PROBLEM DESCRIPTION -> Repeat exactly the lines from the one containing "Enumerate this screenshot's" through the last line of the records below, both included, and nothing else.

(Dataset rows describing interfaces)
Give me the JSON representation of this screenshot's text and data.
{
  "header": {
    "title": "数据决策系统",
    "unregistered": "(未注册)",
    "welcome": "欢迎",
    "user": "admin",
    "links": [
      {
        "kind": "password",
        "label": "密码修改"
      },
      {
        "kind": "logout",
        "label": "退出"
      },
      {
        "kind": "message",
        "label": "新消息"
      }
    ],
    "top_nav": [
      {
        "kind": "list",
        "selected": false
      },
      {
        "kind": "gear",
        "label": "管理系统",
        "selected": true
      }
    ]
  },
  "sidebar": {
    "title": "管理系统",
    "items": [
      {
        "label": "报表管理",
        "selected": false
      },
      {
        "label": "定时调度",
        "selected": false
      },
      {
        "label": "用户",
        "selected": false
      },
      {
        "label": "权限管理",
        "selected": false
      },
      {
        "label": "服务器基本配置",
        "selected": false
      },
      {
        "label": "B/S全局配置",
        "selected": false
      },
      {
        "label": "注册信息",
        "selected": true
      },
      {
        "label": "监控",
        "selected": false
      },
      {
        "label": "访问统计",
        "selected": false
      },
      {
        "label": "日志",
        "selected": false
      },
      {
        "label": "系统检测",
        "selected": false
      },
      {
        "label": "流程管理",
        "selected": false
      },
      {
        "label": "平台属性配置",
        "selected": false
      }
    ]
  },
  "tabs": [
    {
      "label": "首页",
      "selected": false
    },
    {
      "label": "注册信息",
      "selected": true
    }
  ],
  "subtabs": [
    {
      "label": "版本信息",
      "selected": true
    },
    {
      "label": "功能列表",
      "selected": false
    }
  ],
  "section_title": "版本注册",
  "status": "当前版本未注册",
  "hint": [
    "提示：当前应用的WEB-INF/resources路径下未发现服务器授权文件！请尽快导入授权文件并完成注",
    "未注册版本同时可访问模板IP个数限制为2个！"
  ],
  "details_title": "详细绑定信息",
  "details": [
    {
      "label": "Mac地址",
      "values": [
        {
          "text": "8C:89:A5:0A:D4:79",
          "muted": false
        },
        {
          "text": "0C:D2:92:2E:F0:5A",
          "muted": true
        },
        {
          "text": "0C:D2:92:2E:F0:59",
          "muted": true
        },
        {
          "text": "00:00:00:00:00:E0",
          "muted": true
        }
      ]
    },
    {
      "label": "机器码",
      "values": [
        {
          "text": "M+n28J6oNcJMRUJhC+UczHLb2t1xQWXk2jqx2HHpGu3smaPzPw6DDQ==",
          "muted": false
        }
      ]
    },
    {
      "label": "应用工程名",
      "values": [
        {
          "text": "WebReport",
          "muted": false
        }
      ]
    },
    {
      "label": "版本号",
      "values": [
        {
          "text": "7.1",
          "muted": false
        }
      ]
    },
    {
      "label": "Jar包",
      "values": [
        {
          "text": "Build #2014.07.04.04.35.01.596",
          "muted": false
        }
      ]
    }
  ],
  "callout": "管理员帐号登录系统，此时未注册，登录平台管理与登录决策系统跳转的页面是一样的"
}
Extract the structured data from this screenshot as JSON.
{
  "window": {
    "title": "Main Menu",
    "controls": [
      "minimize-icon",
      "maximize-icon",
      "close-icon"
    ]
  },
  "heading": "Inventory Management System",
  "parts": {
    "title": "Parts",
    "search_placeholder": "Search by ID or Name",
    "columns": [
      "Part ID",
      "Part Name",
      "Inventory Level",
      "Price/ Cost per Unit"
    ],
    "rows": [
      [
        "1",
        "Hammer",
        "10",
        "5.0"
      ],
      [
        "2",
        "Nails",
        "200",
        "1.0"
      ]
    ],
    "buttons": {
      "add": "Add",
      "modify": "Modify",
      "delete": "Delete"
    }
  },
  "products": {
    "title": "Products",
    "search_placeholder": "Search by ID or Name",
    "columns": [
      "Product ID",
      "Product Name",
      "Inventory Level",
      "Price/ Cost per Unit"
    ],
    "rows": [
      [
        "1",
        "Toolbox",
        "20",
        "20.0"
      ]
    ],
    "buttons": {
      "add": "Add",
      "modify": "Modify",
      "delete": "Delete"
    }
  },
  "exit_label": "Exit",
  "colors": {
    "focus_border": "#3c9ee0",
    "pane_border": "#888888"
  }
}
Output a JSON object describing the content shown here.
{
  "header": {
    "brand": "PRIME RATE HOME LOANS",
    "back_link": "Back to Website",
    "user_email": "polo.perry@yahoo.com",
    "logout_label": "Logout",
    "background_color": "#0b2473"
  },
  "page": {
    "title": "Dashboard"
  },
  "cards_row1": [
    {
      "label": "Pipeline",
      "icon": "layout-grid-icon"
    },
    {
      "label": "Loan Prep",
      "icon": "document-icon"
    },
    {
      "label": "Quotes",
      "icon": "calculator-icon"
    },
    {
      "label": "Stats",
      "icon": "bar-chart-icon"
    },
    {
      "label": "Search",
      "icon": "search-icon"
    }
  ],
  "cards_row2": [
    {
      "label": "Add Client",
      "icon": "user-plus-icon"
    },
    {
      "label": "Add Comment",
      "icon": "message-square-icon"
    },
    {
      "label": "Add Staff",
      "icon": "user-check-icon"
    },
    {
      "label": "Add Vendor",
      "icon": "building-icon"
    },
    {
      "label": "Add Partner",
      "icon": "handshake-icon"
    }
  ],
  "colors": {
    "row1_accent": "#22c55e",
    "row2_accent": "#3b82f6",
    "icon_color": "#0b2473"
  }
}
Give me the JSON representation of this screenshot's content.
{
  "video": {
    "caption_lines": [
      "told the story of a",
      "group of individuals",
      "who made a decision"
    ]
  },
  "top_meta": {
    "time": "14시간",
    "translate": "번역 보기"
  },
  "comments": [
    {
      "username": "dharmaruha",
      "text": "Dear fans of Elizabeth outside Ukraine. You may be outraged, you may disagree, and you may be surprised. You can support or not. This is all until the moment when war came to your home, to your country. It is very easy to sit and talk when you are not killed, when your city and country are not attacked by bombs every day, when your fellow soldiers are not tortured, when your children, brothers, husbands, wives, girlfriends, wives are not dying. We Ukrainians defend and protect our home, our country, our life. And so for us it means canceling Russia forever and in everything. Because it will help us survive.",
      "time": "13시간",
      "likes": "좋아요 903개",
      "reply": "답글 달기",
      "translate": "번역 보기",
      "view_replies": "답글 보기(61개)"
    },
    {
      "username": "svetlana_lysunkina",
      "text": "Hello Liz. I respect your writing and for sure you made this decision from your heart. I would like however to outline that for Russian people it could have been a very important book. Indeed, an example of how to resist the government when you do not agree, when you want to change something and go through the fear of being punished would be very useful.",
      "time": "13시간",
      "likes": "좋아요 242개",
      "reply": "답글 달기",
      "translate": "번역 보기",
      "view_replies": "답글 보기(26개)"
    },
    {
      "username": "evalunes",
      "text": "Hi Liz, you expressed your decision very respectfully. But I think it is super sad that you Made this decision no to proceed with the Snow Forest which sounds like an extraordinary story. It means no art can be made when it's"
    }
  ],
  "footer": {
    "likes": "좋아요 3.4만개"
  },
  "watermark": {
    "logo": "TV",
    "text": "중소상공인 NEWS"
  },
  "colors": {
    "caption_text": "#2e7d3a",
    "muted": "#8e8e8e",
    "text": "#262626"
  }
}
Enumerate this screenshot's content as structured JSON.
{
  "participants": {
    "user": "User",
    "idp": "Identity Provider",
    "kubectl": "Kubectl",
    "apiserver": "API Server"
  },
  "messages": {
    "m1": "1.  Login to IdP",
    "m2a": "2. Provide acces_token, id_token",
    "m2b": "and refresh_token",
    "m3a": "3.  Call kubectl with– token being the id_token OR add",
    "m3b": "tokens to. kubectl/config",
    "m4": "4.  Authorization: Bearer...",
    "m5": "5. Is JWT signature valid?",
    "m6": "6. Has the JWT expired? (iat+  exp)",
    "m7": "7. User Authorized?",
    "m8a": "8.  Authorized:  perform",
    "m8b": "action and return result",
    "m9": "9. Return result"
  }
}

REPLY TO THE EXERCISE ->
Enumerate this screenshot's content as structured JSON.
{
  "participants": {
    "user": "User",
    "idp": "Identity Provider",
    "kubectl": "Kubectl",
    "apiserver": "API Server"
  },
  "messages": {
    "m1": "1.  Login to IdP",
    "m2a": "2. Provide acces_token, id_token",
    "m2b": "and refresh_token",
    "m3a": "3.  Call kubectl with– token being the id_token OR add",
    "m3b": "tokens to. kubectl/config",
    "m4": "4.  Authorization: Bearer...",
    "m5": "5. Is JWT signature valid?",
    "m6": "6. Has the JWT expired? (iat+  exp)",
    "m7": "7. User Authorized?",
    "m8a": "8.  Authorized:  perform",
    "m8b": "action and return result",
    "m9": "9. Return result"
  }
}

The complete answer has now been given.